#### Input data
---*---

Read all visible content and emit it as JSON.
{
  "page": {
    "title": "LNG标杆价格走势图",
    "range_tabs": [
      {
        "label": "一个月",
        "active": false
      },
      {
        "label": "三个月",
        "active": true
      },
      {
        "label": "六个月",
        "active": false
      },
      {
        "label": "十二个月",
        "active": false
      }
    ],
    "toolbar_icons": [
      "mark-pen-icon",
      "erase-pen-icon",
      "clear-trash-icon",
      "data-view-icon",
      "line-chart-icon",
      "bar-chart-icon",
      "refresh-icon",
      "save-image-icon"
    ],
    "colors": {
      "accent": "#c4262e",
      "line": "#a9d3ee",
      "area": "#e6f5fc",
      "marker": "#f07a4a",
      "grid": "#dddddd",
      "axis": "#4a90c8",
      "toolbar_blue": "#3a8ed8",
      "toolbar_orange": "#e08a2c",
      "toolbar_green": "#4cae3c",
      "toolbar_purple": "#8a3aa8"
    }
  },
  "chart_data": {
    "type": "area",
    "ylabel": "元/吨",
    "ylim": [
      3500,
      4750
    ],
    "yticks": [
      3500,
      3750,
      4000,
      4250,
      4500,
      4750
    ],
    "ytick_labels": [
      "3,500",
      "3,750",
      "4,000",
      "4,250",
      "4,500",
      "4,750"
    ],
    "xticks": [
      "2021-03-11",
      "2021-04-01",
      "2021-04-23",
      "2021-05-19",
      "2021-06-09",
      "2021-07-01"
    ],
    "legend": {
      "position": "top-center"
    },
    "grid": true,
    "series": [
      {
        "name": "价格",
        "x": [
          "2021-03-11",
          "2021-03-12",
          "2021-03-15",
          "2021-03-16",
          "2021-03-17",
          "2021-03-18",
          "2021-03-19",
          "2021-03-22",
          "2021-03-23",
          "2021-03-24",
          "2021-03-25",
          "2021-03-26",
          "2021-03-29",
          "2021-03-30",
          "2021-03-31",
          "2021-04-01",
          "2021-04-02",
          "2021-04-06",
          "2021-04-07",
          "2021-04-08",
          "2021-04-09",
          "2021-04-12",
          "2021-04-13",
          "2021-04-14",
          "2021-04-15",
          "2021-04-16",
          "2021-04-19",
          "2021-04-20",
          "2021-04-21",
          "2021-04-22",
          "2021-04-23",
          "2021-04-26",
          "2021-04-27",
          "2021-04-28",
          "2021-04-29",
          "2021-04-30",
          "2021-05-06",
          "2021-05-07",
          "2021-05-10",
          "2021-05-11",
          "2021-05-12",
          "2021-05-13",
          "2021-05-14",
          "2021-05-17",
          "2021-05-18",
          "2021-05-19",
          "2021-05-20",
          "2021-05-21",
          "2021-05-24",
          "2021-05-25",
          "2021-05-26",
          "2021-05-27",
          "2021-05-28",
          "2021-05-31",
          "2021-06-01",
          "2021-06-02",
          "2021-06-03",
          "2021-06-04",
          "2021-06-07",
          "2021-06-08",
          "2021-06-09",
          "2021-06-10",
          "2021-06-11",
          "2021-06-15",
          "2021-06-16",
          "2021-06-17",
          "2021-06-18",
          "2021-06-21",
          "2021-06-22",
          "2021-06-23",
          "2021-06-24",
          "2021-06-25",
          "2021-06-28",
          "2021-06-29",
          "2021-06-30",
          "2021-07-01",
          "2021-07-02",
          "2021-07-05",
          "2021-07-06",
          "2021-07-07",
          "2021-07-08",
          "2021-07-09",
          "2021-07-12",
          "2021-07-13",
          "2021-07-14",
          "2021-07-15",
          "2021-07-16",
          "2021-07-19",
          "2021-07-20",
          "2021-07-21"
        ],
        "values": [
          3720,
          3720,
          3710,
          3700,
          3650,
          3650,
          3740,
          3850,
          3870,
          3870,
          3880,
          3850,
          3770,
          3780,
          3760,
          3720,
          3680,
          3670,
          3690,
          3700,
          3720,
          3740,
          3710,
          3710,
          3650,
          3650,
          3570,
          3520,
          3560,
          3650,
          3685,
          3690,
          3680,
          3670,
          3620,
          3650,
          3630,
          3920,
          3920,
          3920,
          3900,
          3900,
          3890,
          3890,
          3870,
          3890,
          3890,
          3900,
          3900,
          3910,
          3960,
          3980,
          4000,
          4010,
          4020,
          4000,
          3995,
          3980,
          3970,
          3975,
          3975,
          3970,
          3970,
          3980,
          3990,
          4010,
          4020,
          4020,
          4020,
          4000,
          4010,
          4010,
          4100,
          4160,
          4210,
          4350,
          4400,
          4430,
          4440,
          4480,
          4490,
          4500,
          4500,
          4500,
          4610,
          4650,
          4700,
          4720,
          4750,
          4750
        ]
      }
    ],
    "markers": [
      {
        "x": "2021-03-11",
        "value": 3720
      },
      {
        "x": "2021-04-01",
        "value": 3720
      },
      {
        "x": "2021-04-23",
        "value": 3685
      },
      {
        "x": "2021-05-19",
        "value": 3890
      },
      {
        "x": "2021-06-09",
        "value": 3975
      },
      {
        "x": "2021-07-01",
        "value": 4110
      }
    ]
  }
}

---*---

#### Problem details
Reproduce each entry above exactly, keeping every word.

#### Written solution
Read all visible content and emit it as JSON.
{
  "page": {
    "title": "LNG标杆价格走势图",
    "range_tabs": [
      {
        "label": "一个月",
        "active": false
      },
      {
        "label": "三个月",
        "active": true
      },
      {
        "label": "六个月",
        "active": false
      },
      {
        "label": "十二个月",
        "active": false
      }
    ],
    "toolbar_icons": [
      "mark-pen-icon",
      "erase-pen-icon",
      "clear-trash-icon",
      "data-view-icon",
      "line-chart-icon",
      "bar-chart-icon",
      "refresh-icon",
      "save-image-icon"
    ],
    "colors": {
      "accent": "#c4262e",
      "line": "#a9d3ee",
      "area": "#e6f5fc",
      "marker": "#f07a4a",
      "grid": "#dddddd",
      "axis": "#4a90c8",
      "toolbar_blue": "#3a8ed8",
      "toolbar_orange": "#e08a2c",
      "toolbar_green": "#4cae3c",
      "toolbar_purple": "#8a3aa8"
    }
  },
  "chart_data": {
    "type": "area",
    "ylabel": "元/吨",
    "ylim": [
      3500,
      4750
    ],
    "yticks": [
      3500,
      3750,
      4000,
      4250,
      4500,
      4750
    ],
    "ytick_labels": [
      "3,500",
      "3,750",
      "4,000",
      "4,250",
      "4,500",
      "4,750"
    ],
    "xticks": [
      "2021-03-11",
      "2021-04-01",
      "2021-04-23",
      "2021-05-19",
      "2021-06-09",
      "2021-07-01"
    ],
    "legend": {
      "position": "top-center"
    },
    "grid": true,
    "series": [
      {
        "name": "价格",
        "x": [
          "2021-03-11",
          "2021-03-12",
          "2021-03-15",
          "2021-03-16",
          "2021-03-17",
          "2021-03-18",
          "2021-03-19",
          "2021-03-22",
          "2021-03-23",
          "2021-03-24",
          "2021-03-25",
          "2021-03-26",
          "2021-03-29",
          "2021-03-30",
          "2021-03-31",
          "2021-04-01",
          "2021-04-02",
          "2021-04-06",
          "2021-04-07",
          "2021-04-08",
          "2021-04-09",
          "2021-04-12",
          "2021-04-13",
          "2021-04-14",
          "2021-04-15",
          "2021-04-16",
          "2021-04-19",
          "2021-04-20",
          "2021-04-21",
          "2021-04-22",
          "2021-04-23",
          "2021-04-26",
          "2021-04-27",
          "2021-04-28",
          "2021-04-29",
          "2021-04-30",
          "2021-05-06",
          "2021-05-07",
          "2021-05-10",
          "2021-05-11",
          "2021-05-12",
          "2021-05-13",
          "2021-05-14",
          "2021-05-17",
          "2021-05-18",
          "2021-05-19",
          "2021-05-20",
          "2021-05-21",
          "2021-05-24",
          "2021-05-25",
          "2021-05-26",
          "2021-05-27",
          "2021-05-28",
          "2021-05-31",
          "2021-06-01",
          "2021-06-02",
          "2021-06-03",
          "2021-06-04",
          "2021-06-07",
          "2021-06-08",
          "2021-06-09",
          "2021-06-10",
          "2021-06-11",
          "2021-06-15",
          "2021-06-16",
          "2021-06-17",
          "2021-06-18",
          "2021-06-21",
          "2021-06-22",
          "2021-06-23",
          "2021-06-24",
          "2021-06-25",
          "2021-06-28",
          "2021-06-29",
          "2021-06-30",
          "2021-07-01",
          "2021-07-02",
          "2021-07-05",
          "2021-07-06",
          "2021-07-07",
          "2021-07-08",
          "2021-07-09",
          "2021-07-12",
          "2021-07-13",
          "2021-07-14",
          "2021-07-15",
          "2021-07-16",
          "2021-07-19",
          "2021-07-20",
          "2021-07-21"
        ],
        "values": [
          3720,
          3720,
          3710,
          3700,
          3650,
          3650,
          3740,
          3850,
          3870,
          3870,
          3880,
          3850,
          3770,
          3780,
          3760,
          3720,
          3680,
          3670,
          3690,
          3700,
          3720,
          3740,
          3710,
          3710,
          3650,
          3650,
          3570,
          3520,
          3560,
          3650,
          3685,
          3690,
          3680,
          3670,
          3620,
          3650,
          3630,
          3920,
          3920,
          3920,
          3900,
          3900,
          3890,
          3890,
          3870,
          3890,
          3890,
          3900,
          3900,
          3910,
          3960,
          3980,
          4000,
          4010,
          4020,
          4000,
          3995,
          3980,
          3970,
          3975,
          3975,
          3970,
          3970,
          3980,
          3990,
          4010,
          4020,
          4020,
          4020,
          4000,
          4010,
          4010,
          4100,
          4160,
          4210,
          4350,
          4400,
          4430,
          4440,
          4480,
          4490,
          4500,
          4500,
          4500,
          4610,
          4650,
          4700,
          4720,
          4750,
          4750
        ]
      }
    ],
    "markers": [
      {
        "x": "2021-03-11",
        "value": 3720
      },
      {
        "x": "2021-04-01",
        "value": 3720
      },
      {
        "x": "2021-04-23",
        "value": 3685
      },
      {
        "x": "2021-05-19",
        "value": 3890
      },
      {
        "x": "2021-06-09",
        "value": 3975
      },
      {
        "x": "2021-07-01",
        "value": 4110
      }
    ]
  }
}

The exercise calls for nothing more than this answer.